(Data records for software interfaces)
**********

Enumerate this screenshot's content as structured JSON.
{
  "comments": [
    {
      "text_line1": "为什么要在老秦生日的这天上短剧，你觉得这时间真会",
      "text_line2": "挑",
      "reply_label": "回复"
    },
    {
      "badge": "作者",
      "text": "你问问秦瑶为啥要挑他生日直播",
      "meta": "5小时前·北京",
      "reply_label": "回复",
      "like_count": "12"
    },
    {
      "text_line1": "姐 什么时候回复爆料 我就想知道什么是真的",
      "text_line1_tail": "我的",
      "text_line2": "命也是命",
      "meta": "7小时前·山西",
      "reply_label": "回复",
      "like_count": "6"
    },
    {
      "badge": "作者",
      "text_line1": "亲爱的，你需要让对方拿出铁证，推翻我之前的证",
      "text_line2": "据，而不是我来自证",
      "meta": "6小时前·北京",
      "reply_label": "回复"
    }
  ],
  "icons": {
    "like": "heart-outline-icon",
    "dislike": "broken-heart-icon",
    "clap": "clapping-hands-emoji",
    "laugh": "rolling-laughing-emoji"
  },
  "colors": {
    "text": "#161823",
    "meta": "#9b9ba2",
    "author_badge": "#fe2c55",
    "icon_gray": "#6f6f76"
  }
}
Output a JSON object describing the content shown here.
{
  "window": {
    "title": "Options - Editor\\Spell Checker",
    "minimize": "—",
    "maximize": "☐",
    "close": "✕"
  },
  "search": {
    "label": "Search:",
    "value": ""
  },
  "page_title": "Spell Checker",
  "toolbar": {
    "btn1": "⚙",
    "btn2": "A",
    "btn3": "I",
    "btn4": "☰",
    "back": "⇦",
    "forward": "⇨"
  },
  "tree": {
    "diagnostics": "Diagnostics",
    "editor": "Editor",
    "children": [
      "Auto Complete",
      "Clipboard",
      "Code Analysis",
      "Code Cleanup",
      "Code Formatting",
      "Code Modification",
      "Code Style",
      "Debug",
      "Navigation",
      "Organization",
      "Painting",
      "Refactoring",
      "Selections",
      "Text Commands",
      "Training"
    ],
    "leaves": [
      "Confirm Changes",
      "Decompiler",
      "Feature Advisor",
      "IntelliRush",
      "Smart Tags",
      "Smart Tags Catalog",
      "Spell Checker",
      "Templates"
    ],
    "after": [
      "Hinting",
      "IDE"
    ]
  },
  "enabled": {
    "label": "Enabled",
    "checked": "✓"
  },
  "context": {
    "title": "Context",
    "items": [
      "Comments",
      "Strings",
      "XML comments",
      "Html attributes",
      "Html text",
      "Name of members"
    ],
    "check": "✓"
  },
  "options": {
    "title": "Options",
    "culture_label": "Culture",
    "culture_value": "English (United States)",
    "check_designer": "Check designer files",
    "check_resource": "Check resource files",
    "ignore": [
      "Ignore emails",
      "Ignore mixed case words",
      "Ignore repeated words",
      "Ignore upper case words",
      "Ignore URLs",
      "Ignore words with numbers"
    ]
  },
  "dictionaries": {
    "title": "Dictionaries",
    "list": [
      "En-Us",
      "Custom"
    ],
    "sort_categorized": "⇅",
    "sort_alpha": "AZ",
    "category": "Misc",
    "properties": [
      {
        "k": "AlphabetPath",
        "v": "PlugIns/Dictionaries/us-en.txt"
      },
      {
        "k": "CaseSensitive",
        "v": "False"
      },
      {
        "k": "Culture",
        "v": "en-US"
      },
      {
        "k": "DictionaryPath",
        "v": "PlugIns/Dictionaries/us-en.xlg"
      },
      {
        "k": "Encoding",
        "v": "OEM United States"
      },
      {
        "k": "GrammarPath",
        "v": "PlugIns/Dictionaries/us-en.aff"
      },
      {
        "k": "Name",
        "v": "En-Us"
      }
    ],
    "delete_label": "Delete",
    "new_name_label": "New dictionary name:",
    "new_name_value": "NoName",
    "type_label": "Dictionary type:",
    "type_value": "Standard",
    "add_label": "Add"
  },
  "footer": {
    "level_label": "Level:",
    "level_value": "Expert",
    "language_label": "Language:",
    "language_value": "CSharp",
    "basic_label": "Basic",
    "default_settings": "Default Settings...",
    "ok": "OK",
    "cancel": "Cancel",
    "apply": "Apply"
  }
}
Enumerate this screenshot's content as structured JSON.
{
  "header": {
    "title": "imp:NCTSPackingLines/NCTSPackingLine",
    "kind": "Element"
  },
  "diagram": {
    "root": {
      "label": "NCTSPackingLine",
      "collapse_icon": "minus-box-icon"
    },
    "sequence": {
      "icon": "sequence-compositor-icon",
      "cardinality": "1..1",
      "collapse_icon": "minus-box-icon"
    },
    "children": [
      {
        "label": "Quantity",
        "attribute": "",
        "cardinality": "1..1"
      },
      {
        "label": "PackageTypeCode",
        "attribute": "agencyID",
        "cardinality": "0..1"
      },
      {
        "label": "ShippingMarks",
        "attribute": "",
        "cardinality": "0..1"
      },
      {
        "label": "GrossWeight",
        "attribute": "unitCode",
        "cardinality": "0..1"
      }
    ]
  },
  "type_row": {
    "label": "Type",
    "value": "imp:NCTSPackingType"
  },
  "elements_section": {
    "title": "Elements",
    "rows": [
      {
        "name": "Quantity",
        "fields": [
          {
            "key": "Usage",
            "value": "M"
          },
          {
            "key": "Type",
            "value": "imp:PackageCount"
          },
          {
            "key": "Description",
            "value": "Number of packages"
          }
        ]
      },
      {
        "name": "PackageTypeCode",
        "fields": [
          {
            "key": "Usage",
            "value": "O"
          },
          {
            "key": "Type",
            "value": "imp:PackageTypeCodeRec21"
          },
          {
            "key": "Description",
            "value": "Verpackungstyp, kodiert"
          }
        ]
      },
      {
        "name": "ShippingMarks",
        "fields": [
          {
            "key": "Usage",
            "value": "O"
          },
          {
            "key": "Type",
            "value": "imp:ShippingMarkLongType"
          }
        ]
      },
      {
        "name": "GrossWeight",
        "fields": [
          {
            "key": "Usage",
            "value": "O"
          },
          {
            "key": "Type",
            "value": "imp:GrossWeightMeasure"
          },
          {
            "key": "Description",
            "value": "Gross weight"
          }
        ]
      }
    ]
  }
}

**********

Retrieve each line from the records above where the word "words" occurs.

      "Ignore mixed case words",
      "Ignore repeated words",
      "Ignore upper case words",
      "Ignore words with numbers"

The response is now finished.